Attorney General Bob Ferguson today announced that more than 750,000 Washington Sprint and Verizon customers will be eligible for refunds for unauthorized charges on their cell phone bills as a result of legal action by his office. The restitution for Washington consumers is part of a nationwide $158 million agreement that resolves allegations that the companies placed unauthorized third-party service charges on subscribers’ telephone bills.
An estimated 774,900 Washington customers were wrongly charged millions of dollars for unauthorized services. Consumer victims of this practice, called “cramming,” are socked with charges, typically $9.99 per month, for “premium” text message services (PSMS) — such as horoscopes, trivia, and sports scores — that they have never requested or often even heard of.
“I will not tolerate deceptive billing practices,” Ferguson said. “My office will hold any company accountable that tries to hide unauthorized charges in the fine print of a consumer’s bill.”
Ferguson urged Washington consumers to obtain the refunds they deserve by submitting claims for reimbursement to Verizon and Sprint. (Claims instructions below.)
As the result of the states’ legal action, Verizon and Sprint will pay restitution to consumers around the country in the form of refunds or debt forgiveness. The proportion of the settlement going to Washington consumers depends on their participation rate, so consumers are urged to visit the websites or call the phone numbers listed below promptly.
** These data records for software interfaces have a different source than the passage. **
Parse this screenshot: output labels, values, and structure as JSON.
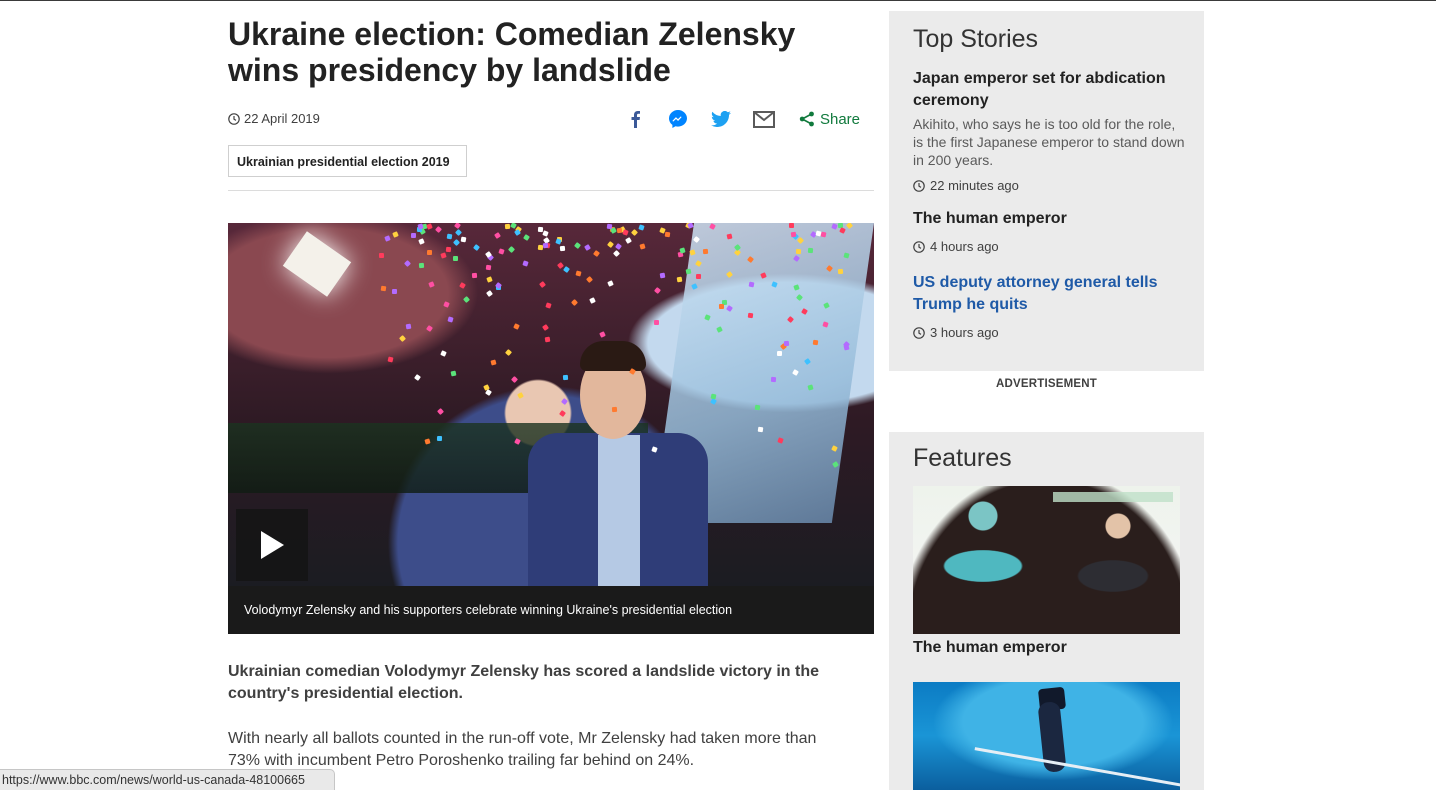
{
  "article": {
    "headline": "Ukraine election: Comedian Zelensky wins presidency by landslide",
    "date": "22 April 2019",
    "share_label": "Share",
    "tag": "Ukrainian presidential election 2019",
    "caption": "Volodymyr Zelensky and his supporters celebrate winning Ukraine's presidential election",
    "lede": "Ukrainian comedian Volodymyr Zelensky has scored a landslide victory in the country's presidential election.",
    "paragraph": "With nearly all ballots counted in the run-off vote, Mr Zelensky had taken more than 73% with incumbent Petro Poroshenko trailing far behind on 24%."
  },
  "share_icons": [
    "facebook-icon",
    "messenger-icon",
    "twitter-icon",
    "email-icon",
    "share-icon"
  ],
  "sidebar": {
    "top_stories_title": "Top Stories",
    "stories": [
      {
        "title": "Japan emperor set for abdication ceremony",
        "summary": "Akihito, who says he is too old for the role, is the first Japanese emperor to stand down in 200 years.",
        "time": "22 minutes ago"
      },
      {
        "title": "The human emperor",
        "time": "4 hours ago"
      },
      {
        "title": "US deputy attorney general tells Trump he quits",
        "time": "3 hours ago"
      }
    ],
    "advertisement_label": "ADVERTISEMENT",
    "features_title": "Features",
    "features": [
      {
        "title": "The human emperor"
      }
    ]
  },
  "status_bar": {
    "url": "https://www.bbc.com/news/world-us-canada-48100665"
  },
  "colors": {
    "facebook": "#3b5998",
    "messenger": "#0084ff",
    "twitter": "#1da1f2",
    "share_green": "#117a3d",
    "link_blue": "#1f5aa7",
    "sidebar_bg": "#ebebeb"
  }
}
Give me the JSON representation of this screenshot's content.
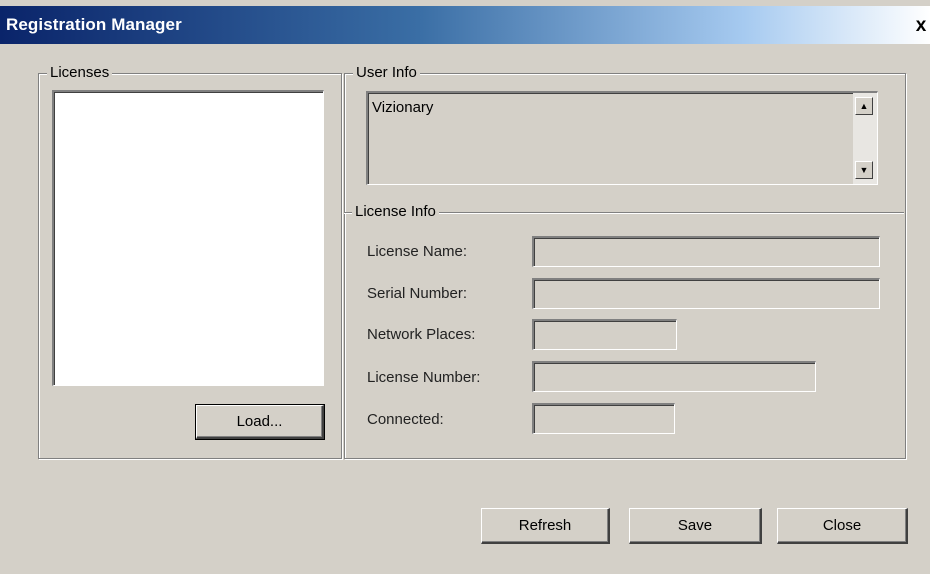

Verizon and Sprint are the third and fourth mobile phone providers to enter into nationwide agreements to resolve allegations regarding cramming. Ferguson announced similar agreements with AT&T in October of 2014 and T-Mobile in December of 2014. The national mobile cramming settlements, which cover the period July 2010 to June 2015, now total $353 million. All four mobile carriers announced they would cease billing customers for commercial PSMS in the fall of 2013.
The agreements require Verizon and Sprint to stay out of the PSMS business, which law enforcement agencies believe represents the lion’s share of the cramming problem.
The companies must also take steps to ensure they’re only billing customers for charges that have been authorized. These steps include:
- Obtaining customers’ express consent before billing for third-party charges, and ensuring consumers are only charged for services if they are informed of all material terms and conditions of their payment;
- Providing a full refund or credit to any customer billed for unauthorized third-party charges in the future;
- Informing new customers that they can either block third-party charges or choose to use their mobile phone to pay third-party charges;
- Presenting third-party charges in a dedicated section of consumers’ mobile phone bills, which clearly distinguishes them from T-Mobile’s charges and contains information about how to block third-party charges.
The Washington Attorney General’s Consumer Protection Division worked with the attorneys general of all 49 States and the District of Columbia, the Consumer Financial Protection Bureau, and the Federal Communications Commission to bring about today’s agreements.
In addition to restitution of $70 million and $50 million respectively, Verizon and Sprint will reimburse the attorneys general for costs and fees, as well as pay a settlement to the Federal Communications Commission.
TO REQUEST A REFUND:
Affected customers can submit claims, find information about refund eligibility, and request a free account summary that details PSMS purchases on their accounts at the websites below.